If there is any person in the England cricketing circles who knows how painful it actually is to retire from the game he so passionately played and loved, it is the former England skipper Michael Vaughan who hung up his boots in 2008 when he was still the captain of the team and so moved was he that he was reduced to tears as he departed the wicket after making his final bow.
And it is on this subject that the former England captain talks about in the new documentary that is to be aired on the BBC, titled Sporting Heroes: After the Final Whistle.
Speaking on the documentary, Vaughan said that he cried that time because he was giving up something that he had loved passionately.

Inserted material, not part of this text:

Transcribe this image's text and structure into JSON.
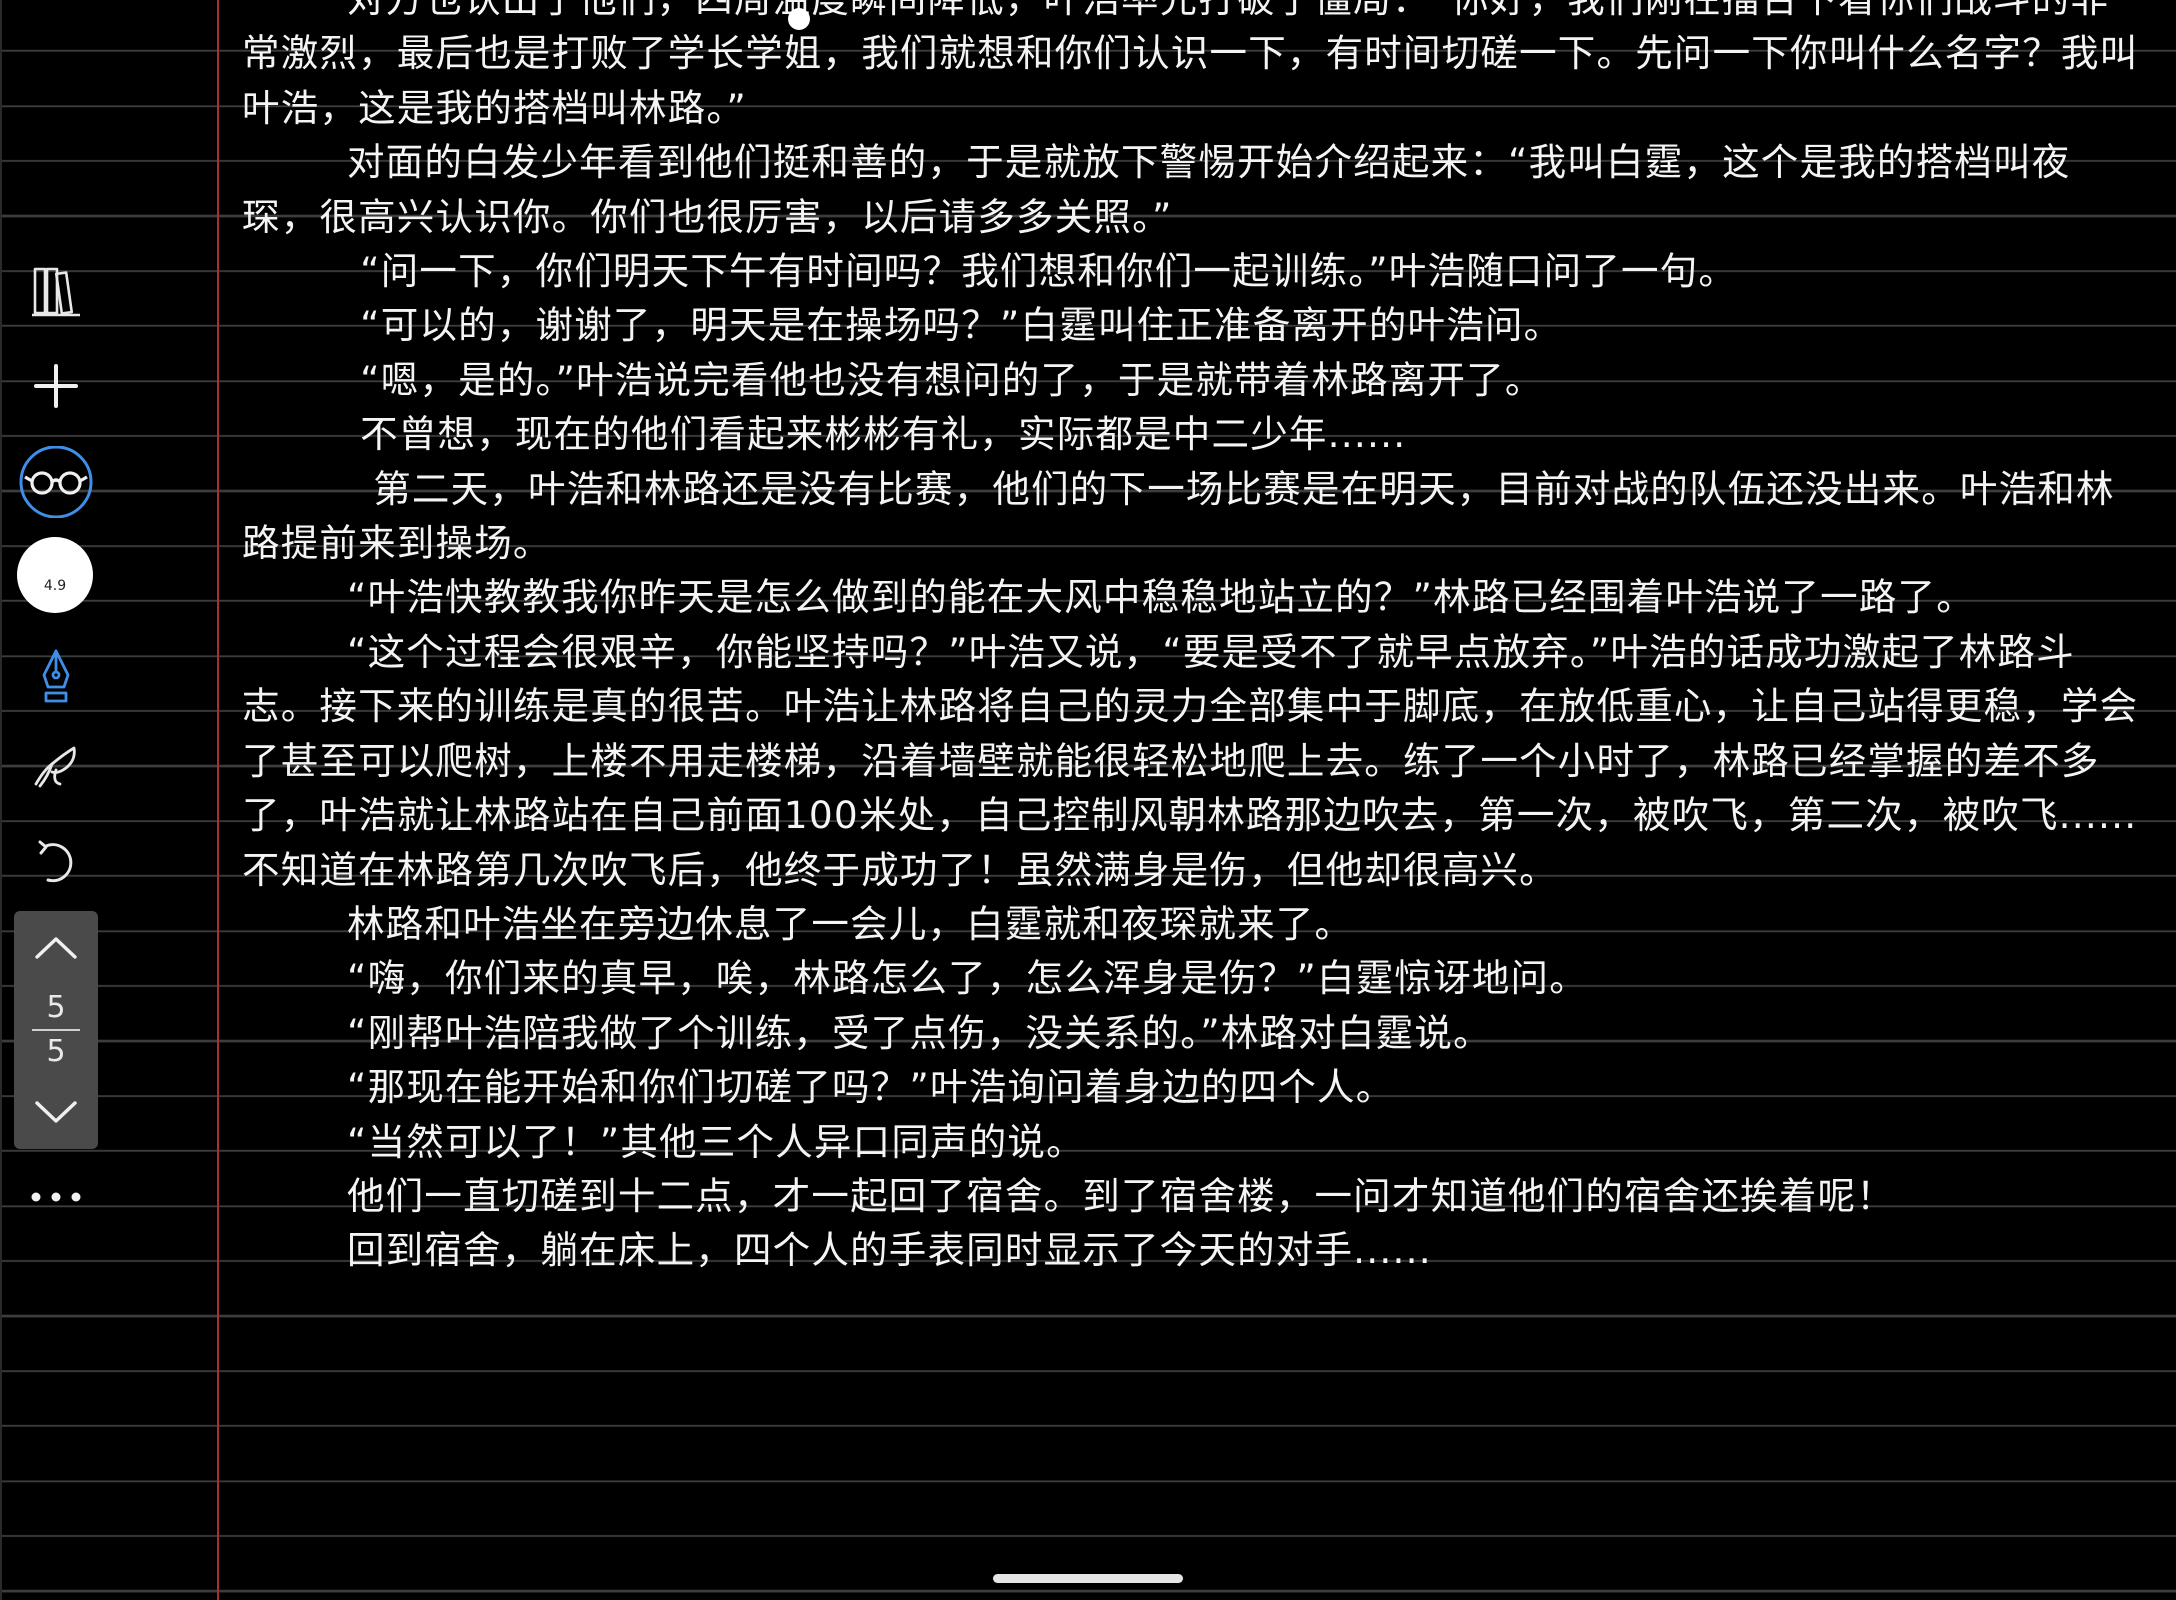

He also added that one does go through a period of mourning after calling time on their careers, in spite of the fact that he had planned his retirement out some two or three years ahead of when he finally retired. Although Michael Vaughan has since moved on, he was faced with questions regarding the future of one of those who succeeded him as the captain of the England national team, Andrew Strauss, the English skipper in Tests.

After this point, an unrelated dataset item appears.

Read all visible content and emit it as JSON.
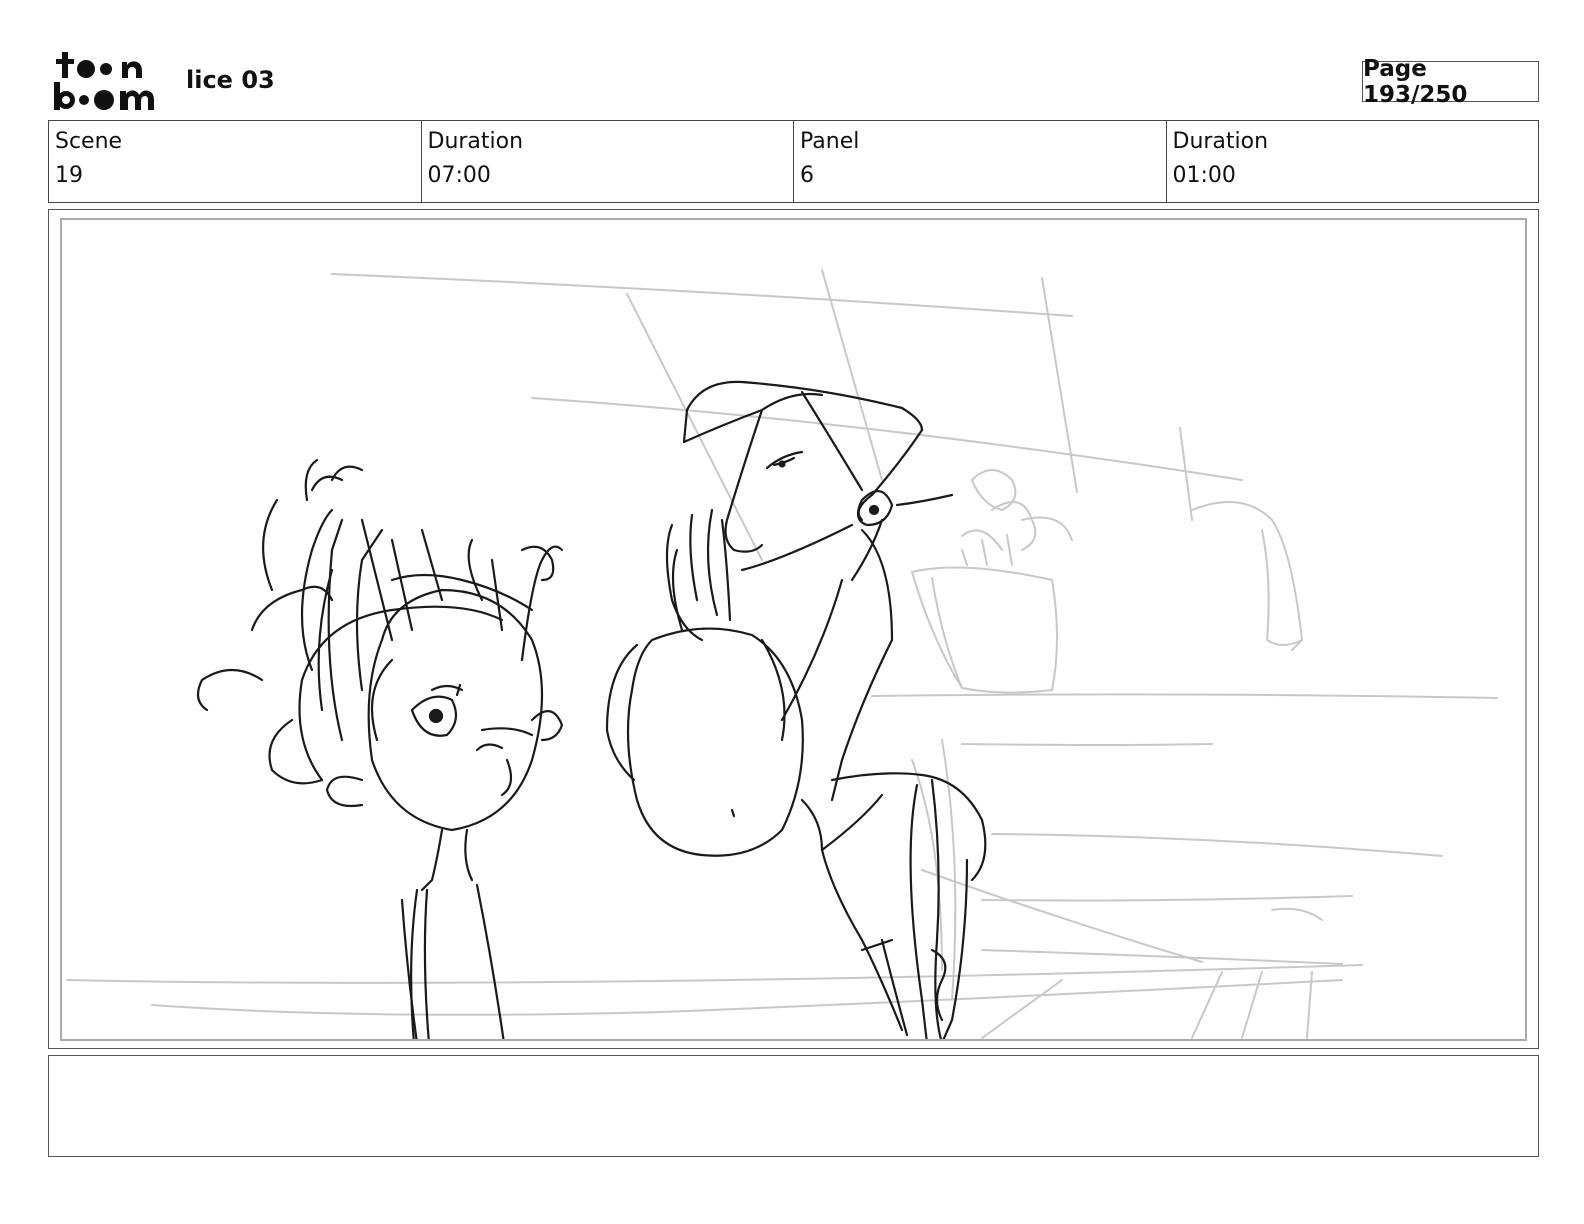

Many people had raised questions over his ability to perform last winter as the team went on a downward spiral, losing four Test matches back to back and his own form also suffering with just one score of 100+ in 50 innings.

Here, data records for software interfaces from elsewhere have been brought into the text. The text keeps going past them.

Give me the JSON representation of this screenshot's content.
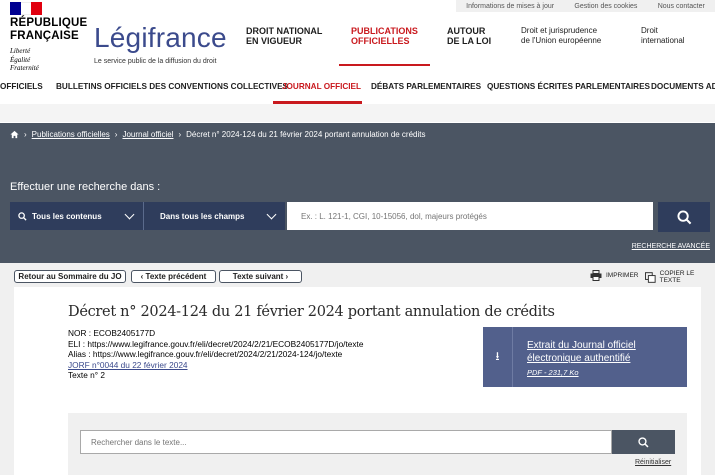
{
  "top_links": [
    "Informations de mises à jour",
    "Gestion des cookies",
    "Nous contacter"
  ],
  "flag_colors": [
    "#000091",
    "#ffffff",
    "#e1000f"
  ],
  "logo": {
    "line1": "RÉPUBLIQUE",
    "line2": "FRANÇAISE",
    "motto1": "Liberté",
    "motto2": "Égalité",
    "motto3": "Fraternité"
  },
  "brand": {
    "name": "Légifrance",
    "tagline": "Le service public de la diffusion du droit"
  },
  "main_nav": [
    {
      "l1": "DROIT NATIONAL",
      "l2": "EN VIGUEUR"
    },
    {
      "l1": "PUBLICATIONS",
      "l2": "OFFICIELLES"
    },
    {
      "l1": "AUTOUR",
      "l2": "DE LA LOI"
    },
    {
      "l1": "Droit et jurisprudence",
      "l2": "de l'Union européenne"
    },
    {
      "l1": "Droit",
      "l2": "international"
    }
  ],
  "sub_nav": [
    "OFFICIELS",
    "BULLETINS OFFICIELS DES CONVENTIONS COLLECTIVES",
    "JOURNAL OFFICIEL",
    "DÉBATS PARLEMENTAIRES",
    "QUESTIONS ÉCRITES PARLEMENTAIRES",
    "DOCUMENTS ADM"
  ],
  "breadcrumb": {
    "home_icon": "home-icon",
    "b1": "Publications officielles",
    "b2": "Journal officiel",
    "b3": "Décret n° 2024-124 du 21 février 2024 portant annulation de crédits"
  },
  "search": {
    "title": "Effectuer une recherche dans :",
    "scope": "Tous les contenus",
    "field": "Dans tous les champs",
    "placeholder": "Ex. : L. 121-1, CGI, 10-15056, dol, majeurs protégés",
    "advanced": "RECHERCHE AVANCÉE"
  },
  "toolbar": {
    "back": "Retour au Sommaire du JO",
    "prev": "‹ Texte précédent",
    "next": "Texte suivant ›",
    "print": "IMPRIMER",
    "copy": "COPIER LE TEXTE"
  },
  "document": {
    "title": "Décret n° 2024-124 du 21 février 2024 portant annulation de crédits",
    "nor": "NOR : ECOB2405177D",
    "eli": "ELI : https://www.legifrance.gouv.fr/eli/decret/2024/2/21/ECOB2405177D/jo/texte",
    "alias": "Alias : https://www.legifrance.gouv.fr/eli/decret/2024/2/21/2024-124/jo/texte",
    "jorf": "JORF n°0044 du 22 février 2024",
    "texte": "Texte n° 2"
  },
  "jo_extract": {
    "line1": "Extrait du Journal officiel",
    "line2": "électronique authentifié",
    "size": "PDF - 231,7 Ko"
  },
  "text_search": {
    "placeholder": "Rechercher dans le texte...",
    "reset": "Réinitialiser"
  }
}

Speaking on the topic, Michael Vaughan stated that he would actually be amazed if Strauss hadn’t planned ahead but he doesn’t see any reason why he should call time on his career just now. He added that although Strauss is under pressure, the series against the West Indies is just the impetus he needs to get back in form.